Detroit: A Biography takes a long, unflinching look at the evolution of one of America’s great cities, and one of the nation’s greatest urban failures. It tells how the city grew to become the heart of American industry and how its utter collapse—from 1.8 million residents in 1950 to 714,000 only six decades later—resulted from a confluence of public policies, private industry decisions, and deep, thick seams of racism. And it raises the question: when we look at modern-day Detroit, are we looking at the ghost of America’s industrial past or its future?it
Scott gives an overview of the book:
A freelance journalist and critic (former staff writer for the Los Angeles Times), Scott Martelle is the author of Detroit: A Biography, published in April 2012 by Chicago Review Press.
. He also is the author of The Fear Within: Spies, Commies...
If Martelle's book, "Blood Passion," refuses to give a free pass to the Ludlow strikers, it is by no means a shill for management.
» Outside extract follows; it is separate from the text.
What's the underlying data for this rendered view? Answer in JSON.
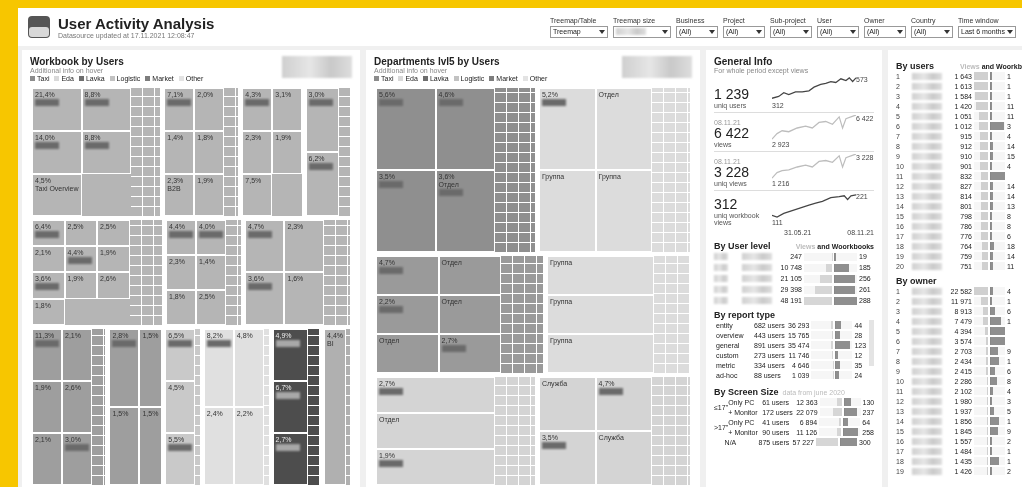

The company hired hundreds of unsavory men who baited the strikers,...